Even before the pandemic, those highly effective employees expected managers to be more empathetic to their broader life situation, requiring that managers take a more holistic approach. But managers often need development, as most aren't taught how to open doors to conversations that go beyond day-to-day work topics.
Strengths-based organisations have an advantage. Their managers are equipped with the skills and tools to conduct conversations about what really matters to their people and the company's goals. When managers adopt a strengths-based approach, they can personalise work in a way that engages the individual and accelerates performance. This may yet be an antidote for stress and a route towards a thriving team.
Knock down engagement barriers.
Australia and New Zealand are in a fortunate position in terms of public health, but also in terms of time.

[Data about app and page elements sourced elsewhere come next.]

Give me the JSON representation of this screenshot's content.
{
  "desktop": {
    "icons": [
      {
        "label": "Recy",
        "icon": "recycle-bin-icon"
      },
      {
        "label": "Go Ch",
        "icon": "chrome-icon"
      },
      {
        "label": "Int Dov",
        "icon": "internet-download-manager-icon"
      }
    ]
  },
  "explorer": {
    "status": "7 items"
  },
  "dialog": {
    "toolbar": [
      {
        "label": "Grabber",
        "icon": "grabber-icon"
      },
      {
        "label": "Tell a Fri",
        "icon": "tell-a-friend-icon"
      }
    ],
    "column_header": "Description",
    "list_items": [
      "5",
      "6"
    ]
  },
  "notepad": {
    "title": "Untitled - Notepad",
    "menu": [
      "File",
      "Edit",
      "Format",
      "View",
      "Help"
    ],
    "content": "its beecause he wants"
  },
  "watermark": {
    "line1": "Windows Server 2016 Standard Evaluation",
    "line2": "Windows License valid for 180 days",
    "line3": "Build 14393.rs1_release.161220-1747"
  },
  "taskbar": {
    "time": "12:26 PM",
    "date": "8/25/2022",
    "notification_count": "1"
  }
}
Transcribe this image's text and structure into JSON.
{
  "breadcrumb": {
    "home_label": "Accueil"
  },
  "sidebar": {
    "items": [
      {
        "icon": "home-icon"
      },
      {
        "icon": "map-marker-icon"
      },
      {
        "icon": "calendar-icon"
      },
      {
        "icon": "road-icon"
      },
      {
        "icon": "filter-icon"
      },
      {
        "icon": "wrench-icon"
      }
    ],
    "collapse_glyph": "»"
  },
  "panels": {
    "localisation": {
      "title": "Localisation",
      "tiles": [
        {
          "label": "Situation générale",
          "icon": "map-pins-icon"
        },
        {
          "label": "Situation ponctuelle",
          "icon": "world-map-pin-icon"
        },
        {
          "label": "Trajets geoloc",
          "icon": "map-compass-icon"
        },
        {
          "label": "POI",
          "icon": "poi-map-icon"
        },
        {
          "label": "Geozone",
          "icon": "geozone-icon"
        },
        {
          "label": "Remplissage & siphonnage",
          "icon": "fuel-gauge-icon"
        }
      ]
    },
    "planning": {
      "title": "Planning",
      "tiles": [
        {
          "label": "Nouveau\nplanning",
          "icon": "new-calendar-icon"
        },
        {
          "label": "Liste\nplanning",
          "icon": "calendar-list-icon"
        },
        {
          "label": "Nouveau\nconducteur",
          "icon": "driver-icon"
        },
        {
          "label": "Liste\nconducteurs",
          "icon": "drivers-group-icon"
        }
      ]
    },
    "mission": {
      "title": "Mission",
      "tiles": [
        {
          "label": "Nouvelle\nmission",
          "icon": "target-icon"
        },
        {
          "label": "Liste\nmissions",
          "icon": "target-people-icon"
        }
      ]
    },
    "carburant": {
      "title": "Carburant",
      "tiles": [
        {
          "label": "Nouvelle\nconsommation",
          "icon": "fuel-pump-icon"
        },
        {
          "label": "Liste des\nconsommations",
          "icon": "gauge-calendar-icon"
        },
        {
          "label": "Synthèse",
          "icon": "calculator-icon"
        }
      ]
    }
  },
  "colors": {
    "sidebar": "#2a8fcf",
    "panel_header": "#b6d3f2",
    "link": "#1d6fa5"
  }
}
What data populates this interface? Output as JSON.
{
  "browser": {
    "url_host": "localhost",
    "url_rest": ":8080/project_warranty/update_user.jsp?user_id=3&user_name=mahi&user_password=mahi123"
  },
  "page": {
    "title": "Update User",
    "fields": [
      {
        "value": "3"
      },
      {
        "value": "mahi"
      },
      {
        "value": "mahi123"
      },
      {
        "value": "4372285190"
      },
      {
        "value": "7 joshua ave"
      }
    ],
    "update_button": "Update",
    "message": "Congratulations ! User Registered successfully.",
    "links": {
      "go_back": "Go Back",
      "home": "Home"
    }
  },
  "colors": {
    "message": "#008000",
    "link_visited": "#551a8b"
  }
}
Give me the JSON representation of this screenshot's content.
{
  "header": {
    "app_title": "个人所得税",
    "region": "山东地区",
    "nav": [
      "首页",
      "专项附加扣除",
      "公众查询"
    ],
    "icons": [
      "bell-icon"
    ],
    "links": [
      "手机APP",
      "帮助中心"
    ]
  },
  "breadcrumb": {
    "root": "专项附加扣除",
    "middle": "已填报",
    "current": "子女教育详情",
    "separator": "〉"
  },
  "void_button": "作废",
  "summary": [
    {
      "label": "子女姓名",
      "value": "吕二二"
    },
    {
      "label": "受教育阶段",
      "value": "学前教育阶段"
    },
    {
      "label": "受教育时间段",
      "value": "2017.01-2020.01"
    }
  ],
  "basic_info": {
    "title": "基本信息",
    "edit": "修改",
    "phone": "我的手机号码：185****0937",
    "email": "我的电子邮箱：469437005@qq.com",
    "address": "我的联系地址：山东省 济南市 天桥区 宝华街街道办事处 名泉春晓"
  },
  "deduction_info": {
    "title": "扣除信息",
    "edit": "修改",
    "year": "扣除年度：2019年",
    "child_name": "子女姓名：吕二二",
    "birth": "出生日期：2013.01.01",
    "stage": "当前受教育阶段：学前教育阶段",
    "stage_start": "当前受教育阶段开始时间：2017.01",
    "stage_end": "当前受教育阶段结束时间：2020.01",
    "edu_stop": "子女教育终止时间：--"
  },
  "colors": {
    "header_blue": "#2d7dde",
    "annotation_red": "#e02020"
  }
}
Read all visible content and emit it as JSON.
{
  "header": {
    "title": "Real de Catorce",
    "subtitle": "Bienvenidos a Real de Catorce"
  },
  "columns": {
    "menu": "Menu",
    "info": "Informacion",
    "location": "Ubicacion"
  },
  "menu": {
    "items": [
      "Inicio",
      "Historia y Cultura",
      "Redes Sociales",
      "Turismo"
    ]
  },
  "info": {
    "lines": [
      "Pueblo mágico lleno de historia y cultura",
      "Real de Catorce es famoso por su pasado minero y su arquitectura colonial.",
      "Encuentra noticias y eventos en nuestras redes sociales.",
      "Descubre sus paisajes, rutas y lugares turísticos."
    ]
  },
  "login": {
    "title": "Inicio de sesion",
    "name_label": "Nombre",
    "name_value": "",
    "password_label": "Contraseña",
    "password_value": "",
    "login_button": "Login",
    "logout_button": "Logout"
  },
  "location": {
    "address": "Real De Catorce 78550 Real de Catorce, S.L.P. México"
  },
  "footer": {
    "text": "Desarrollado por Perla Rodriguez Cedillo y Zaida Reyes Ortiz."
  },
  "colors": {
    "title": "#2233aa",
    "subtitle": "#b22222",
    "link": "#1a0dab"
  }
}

Because the countries had so few COVID-19 cases, their economic recovery has been a global frontrunner. As early adapters to the post-pandemic future, their businesses have a significant advantage in the global marketplace.
Mediocre employee engagement will be a drag on organisational performance and recovery for Australia and New Zealand. But it doesn't have to be -- their barriers to engagement are apparent and repairable. The organisations that focus on knocking those barriers down will have a jump on competitors at home -- and across the world.
Attract the kind of talent your competition dreams about:
- Create a culture that improves employee wellbeing and builds better lives.
- Make employee engagement part of your organisation's DNA.
- Teach your managers to coach employees to greatness.